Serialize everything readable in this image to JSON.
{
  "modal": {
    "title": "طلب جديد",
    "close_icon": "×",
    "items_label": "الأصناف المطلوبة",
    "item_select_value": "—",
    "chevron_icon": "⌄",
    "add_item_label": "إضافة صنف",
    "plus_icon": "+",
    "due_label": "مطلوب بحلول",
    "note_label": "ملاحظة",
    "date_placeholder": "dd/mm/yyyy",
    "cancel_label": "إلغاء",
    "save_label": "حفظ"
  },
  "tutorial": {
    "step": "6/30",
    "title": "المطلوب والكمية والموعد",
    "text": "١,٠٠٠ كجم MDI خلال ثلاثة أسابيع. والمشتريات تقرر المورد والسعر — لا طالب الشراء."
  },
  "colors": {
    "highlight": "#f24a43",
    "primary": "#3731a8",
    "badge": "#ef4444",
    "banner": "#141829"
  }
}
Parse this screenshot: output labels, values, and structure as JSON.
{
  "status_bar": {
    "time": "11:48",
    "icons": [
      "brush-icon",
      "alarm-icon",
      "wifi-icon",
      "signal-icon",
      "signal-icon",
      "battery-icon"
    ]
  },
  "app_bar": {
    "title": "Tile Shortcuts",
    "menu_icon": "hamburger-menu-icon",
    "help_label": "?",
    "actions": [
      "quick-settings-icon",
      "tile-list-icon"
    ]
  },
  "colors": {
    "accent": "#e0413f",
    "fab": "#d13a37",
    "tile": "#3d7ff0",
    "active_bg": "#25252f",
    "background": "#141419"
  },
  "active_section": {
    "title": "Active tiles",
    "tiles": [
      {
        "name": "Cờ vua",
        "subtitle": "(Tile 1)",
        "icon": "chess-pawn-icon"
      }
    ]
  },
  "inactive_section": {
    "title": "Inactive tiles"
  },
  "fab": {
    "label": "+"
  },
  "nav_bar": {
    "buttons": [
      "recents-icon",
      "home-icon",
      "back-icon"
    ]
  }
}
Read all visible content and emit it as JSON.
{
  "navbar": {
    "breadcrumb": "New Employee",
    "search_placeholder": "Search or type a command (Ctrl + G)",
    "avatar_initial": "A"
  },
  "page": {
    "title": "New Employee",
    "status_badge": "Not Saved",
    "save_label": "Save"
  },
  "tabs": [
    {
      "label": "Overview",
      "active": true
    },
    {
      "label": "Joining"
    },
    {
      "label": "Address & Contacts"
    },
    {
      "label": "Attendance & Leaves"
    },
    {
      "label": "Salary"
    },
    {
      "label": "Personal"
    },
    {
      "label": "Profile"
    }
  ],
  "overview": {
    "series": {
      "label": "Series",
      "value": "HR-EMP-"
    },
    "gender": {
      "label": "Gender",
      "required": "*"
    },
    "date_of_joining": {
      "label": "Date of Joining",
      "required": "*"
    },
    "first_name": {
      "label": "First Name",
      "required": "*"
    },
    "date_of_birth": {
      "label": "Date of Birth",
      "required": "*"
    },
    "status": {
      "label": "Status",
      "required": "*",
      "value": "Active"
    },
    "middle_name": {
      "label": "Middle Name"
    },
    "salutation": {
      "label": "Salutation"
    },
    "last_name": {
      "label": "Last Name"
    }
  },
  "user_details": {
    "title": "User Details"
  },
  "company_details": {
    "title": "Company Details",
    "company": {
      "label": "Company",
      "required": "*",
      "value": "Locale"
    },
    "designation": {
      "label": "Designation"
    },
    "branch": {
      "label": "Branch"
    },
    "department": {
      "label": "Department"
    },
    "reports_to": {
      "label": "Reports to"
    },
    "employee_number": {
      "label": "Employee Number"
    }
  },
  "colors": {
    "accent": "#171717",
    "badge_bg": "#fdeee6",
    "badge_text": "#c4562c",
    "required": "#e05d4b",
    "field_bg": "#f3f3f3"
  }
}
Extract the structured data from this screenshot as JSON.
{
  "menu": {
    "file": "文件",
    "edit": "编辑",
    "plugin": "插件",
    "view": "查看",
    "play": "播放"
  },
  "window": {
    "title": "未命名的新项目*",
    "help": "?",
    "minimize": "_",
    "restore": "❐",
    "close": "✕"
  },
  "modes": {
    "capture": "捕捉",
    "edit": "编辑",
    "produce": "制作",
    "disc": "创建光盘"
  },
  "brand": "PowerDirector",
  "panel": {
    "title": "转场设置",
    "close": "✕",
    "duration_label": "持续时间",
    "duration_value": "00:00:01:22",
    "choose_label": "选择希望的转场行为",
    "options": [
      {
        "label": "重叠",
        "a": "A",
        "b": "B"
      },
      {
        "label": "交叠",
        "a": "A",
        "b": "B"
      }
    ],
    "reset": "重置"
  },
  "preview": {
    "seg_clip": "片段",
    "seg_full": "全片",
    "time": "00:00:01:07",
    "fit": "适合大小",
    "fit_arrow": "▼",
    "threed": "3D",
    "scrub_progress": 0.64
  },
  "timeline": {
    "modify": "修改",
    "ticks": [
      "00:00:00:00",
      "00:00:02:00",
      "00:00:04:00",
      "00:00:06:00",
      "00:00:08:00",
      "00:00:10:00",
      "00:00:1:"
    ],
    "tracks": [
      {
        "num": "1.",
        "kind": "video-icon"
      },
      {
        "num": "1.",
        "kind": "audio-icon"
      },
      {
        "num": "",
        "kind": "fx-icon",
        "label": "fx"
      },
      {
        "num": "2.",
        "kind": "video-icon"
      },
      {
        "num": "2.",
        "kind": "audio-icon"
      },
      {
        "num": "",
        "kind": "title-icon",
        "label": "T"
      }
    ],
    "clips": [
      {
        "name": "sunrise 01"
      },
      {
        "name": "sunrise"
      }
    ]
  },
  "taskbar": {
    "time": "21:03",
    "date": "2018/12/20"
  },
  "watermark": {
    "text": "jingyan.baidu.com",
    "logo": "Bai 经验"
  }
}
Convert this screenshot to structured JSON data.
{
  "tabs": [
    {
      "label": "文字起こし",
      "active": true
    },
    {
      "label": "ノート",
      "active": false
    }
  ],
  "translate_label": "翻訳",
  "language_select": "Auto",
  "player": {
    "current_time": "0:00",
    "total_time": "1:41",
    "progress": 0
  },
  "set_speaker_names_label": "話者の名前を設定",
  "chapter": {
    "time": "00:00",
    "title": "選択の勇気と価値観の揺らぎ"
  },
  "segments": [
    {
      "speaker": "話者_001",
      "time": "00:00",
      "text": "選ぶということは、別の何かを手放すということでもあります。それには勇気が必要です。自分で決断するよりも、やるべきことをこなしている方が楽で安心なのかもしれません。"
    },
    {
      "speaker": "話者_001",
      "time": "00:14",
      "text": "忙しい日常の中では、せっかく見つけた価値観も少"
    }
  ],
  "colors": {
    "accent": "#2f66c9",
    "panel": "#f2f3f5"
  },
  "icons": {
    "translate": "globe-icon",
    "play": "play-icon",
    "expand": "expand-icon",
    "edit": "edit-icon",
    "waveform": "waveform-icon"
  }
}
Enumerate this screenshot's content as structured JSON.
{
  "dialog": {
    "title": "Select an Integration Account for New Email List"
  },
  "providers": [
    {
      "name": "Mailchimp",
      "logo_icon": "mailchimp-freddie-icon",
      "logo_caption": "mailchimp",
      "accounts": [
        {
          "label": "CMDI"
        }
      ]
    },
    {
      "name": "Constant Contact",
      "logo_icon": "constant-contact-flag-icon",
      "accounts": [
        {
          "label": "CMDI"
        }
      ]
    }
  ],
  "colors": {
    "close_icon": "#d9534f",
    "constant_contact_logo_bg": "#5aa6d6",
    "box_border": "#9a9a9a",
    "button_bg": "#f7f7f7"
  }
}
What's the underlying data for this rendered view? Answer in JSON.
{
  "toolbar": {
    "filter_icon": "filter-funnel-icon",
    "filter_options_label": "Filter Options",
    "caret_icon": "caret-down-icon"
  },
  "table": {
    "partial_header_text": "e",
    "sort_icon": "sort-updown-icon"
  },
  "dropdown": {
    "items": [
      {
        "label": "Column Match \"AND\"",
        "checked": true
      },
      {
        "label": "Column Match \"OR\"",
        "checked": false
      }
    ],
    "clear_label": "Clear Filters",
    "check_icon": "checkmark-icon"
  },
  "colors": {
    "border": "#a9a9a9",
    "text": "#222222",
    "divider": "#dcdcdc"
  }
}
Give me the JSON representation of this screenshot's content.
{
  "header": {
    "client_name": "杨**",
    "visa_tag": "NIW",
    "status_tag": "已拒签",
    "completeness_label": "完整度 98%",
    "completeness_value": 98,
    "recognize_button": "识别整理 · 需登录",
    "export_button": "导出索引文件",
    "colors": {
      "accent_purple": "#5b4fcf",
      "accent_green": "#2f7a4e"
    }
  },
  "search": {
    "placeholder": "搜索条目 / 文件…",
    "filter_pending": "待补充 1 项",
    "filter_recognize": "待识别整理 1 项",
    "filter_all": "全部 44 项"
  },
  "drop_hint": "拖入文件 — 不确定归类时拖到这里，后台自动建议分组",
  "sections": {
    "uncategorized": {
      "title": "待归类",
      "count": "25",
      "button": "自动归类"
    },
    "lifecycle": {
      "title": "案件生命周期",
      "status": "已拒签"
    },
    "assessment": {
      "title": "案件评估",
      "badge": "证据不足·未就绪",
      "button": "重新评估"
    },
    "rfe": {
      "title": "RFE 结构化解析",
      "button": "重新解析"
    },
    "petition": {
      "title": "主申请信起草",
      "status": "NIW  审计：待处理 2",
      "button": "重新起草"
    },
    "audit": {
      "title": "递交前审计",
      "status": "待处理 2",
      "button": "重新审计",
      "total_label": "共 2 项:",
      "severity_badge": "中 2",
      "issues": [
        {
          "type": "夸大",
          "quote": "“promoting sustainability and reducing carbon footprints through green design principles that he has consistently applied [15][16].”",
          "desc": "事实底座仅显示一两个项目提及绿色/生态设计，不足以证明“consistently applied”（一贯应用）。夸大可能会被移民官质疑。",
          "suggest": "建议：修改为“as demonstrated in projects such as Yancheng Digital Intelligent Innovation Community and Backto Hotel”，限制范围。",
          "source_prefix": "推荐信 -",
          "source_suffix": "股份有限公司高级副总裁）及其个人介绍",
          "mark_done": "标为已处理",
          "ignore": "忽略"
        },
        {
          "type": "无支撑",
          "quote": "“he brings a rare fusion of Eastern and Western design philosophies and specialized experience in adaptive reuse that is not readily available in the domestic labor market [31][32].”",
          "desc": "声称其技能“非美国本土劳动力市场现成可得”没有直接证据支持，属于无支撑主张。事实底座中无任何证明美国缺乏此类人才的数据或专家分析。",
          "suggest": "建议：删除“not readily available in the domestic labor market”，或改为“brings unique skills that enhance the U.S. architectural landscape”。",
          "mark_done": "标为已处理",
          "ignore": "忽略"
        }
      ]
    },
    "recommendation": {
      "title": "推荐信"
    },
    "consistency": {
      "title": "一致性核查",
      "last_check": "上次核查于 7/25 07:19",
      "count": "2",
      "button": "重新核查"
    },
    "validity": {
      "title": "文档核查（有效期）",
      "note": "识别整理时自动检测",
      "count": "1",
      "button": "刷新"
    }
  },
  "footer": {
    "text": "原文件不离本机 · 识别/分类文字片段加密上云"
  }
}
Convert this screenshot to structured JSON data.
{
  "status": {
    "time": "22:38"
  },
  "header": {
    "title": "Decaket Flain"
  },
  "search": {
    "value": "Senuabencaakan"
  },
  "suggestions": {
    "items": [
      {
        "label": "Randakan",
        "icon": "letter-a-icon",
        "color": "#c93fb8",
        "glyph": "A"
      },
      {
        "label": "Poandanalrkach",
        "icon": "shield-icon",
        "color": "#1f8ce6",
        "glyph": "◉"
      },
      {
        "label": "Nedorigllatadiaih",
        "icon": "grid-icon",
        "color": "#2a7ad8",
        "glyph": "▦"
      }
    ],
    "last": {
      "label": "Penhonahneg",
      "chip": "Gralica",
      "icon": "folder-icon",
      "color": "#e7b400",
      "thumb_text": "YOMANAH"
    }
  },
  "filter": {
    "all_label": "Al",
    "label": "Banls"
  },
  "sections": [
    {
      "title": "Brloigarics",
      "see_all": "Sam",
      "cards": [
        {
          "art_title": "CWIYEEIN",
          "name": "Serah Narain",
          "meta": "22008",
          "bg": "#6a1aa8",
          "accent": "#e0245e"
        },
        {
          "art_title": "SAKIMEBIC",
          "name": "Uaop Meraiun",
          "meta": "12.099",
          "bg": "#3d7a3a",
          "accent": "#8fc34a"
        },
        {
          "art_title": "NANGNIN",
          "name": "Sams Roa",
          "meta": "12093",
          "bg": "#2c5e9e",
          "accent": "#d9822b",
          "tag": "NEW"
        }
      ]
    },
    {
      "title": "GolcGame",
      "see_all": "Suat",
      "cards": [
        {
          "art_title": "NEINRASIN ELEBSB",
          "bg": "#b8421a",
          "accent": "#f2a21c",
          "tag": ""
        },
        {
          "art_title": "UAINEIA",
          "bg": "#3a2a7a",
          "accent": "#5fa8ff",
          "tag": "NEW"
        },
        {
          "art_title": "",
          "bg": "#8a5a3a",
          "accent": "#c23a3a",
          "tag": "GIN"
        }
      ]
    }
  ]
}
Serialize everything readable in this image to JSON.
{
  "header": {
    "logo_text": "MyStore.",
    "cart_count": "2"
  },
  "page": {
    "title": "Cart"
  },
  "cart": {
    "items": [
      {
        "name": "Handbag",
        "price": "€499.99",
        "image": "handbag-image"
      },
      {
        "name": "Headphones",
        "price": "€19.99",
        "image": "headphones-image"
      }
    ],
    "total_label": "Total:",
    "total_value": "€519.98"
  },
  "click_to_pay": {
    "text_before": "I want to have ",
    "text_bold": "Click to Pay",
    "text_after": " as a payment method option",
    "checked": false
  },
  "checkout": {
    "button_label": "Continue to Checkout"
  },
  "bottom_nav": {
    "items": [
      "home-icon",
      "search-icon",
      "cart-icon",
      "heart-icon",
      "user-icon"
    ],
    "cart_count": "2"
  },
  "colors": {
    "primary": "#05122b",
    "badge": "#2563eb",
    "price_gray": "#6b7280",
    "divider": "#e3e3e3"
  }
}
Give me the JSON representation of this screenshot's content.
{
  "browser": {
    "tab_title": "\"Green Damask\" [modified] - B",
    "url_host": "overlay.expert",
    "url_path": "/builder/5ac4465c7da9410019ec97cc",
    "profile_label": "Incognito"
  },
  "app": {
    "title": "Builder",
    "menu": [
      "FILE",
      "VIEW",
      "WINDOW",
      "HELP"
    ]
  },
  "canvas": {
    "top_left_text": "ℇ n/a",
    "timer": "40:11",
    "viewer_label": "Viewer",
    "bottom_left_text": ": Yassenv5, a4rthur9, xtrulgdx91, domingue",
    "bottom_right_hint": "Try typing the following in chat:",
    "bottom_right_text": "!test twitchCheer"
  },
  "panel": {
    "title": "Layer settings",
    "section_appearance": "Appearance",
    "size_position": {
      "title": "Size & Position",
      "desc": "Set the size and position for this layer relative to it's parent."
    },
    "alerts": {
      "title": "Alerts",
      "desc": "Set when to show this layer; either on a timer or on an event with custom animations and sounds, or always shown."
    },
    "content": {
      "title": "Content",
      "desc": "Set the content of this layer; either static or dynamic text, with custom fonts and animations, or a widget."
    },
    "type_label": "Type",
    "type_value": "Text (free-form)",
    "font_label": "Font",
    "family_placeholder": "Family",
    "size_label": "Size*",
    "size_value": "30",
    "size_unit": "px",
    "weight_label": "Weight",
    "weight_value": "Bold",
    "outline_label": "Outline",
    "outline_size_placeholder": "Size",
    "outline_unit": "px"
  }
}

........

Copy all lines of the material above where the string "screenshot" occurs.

Parse this screenshot: output labels, values, and structure as JSON.
Extract the structured data from this screenshot as JSON.
Convert this screenshot to structured JSON data.
Enumerate this screenshot's content as structured JSON.
Give me the JSON representation of this screenshot's content.
Convert this screenshot to structured JSON data.
Give me the JSON representation of this screenshot's content.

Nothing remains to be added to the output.